At the Bay Area Basket Maker’s retreat in August 1991, one of the members shared some daylily leaves and showed me how to make a basket by soaking them to make them pliable. I liked the feel of working with them.
A few months later while cleaning the garden, I put a handful of leaves in water to soak. That evening I started a basket by weaving a grid with 24 leaves to make spokes. Then I switched to twining, with two leaves twisting inside to outside between each spoke. As I worked my way around, the center woven section raised up as it dried. For some reason I don’t understand, the basket was not round but became an oval shape, somewhat narrow and softly pointed on one side.
I twined around until the spokes on the narrow side became too short to continue. I worked each short daylily spoke into the next twist making a rim. When I got to where the leaves were still long, I stopped and looked at my work. I liked the way it looked, so I ended the rim, with the long leaves as they were.
Looking at the finished basket, I saw a metaphor for my life at that time. Part of it was completed, but half the spokes still had usable length. At the age of forty-nine I had just completed my master’s degree, my sons were young men making their own decisions, and I was considering leaving my marriage.

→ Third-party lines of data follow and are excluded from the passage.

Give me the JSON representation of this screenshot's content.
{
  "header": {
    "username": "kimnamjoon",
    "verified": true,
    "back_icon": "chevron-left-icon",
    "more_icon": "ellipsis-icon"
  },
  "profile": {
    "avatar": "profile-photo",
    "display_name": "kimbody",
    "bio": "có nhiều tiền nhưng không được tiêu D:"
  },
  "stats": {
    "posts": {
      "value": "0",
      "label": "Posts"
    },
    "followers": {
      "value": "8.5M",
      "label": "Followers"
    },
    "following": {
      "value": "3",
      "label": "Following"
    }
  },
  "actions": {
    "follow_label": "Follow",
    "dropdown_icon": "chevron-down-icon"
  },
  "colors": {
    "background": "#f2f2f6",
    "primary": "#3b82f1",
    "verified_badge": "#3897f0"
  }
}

It looked like there was life ahead of me to explore and live. Maybe I was half-way through.